Consumer spending, which accounts for 70% of U.S. GDP, rose at a 1.7% annual rate in the second quarter. That’s the weakest annual pace since the third quarter of 2011. Remarkably, the poor retail data has not dragged the indices lower, although this may soon change.
I have been an Amazon.com (NASDAQ: AMZN) buyer for a while. However, I fear that the shares have gone too far without a proper correction, setting the stage for a massive downside retreat.
In May, ChartWatch noted that the shares were ready to rally. Later, I upgraded my AMZN target price to $252.
After breaking out of a perfect wedge (blue lines) pattern, AMZN nailed and exceeded the $252 anticipated target.
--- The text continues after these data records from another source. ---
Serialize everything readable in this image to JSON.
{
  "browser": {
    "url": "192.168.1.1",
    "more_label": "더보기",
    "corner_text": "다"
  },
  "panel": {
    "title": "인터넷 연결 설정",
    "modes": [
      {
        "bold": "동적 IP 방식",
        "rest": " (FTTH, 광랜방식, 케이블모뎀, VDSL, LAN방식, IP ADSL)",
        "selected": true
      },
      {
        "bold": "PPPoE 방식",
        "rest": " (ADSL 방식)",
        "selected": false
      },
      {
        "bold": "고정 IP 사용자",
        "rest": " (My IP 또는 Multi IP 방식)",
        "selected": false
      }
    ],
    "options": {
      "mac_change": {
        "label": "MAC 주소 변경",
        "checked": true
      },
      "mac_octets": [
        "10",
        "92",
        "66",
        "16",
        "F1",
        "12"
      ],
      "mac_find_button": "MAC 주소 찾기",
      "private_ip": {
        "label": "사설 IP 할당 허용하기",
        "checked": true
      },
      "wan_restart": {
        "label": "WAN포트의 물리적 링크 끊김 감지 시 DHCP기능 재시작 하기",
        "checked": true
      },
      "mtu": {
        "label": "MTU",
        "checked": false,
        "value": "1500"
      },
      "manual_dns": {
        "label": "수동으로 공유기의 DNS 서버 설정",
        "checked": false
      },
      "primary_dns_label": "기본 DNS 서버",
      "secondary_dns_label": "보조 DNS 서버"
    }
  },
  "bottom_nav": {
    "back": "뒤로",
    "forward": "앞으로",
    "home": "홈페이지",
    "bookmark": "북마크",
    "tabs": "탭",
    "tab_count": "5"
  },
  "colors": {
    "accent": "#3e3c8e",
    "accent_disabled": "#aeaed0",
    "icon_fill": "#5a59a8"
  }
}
The rally was great, except that the shares did a poor job setting up support zones along the way. AMZN needs a correction … and the next pullback could be fierce.
This chart shows the price of AMZN shares along with an important support area for you to monitor.
AMZN’s first support zone is 10% lower at $235 – a level where it consolidated during the first half of August. This level also coincides with a rising 50-day moving average (orange line) around $237, laying greater credence to this zone as an area of protection.
It’s likely the $235 zone will hold through October. However, the next support area is substantially lower at $210, which coincides with the rising 200-day moving average (in black).
From a fundamental viewpoint, it’s hard to argue why AMZN shares are this high. The stock trades at 317 times EPS. Its forward P/E is above 109.
Though analysts slate EPS to expand by 208% next year, it’s likely to drop 46% this year. Such volatility in EPS is not uncommon among small-cap stocks. However, AMZN is no small potatoes, clocking in with a market capitalization of more than $117 billion.
Amazon.com is a wonderful business. However, the stock not only appears stretched, it’s grossly overvalued at the current price.
New buyers should wait until a decline down to $235 before initiating a new position. Alternatively, sellers of the stock can use the same price as their near-term target.
Equities mentioned in this article: AMZN.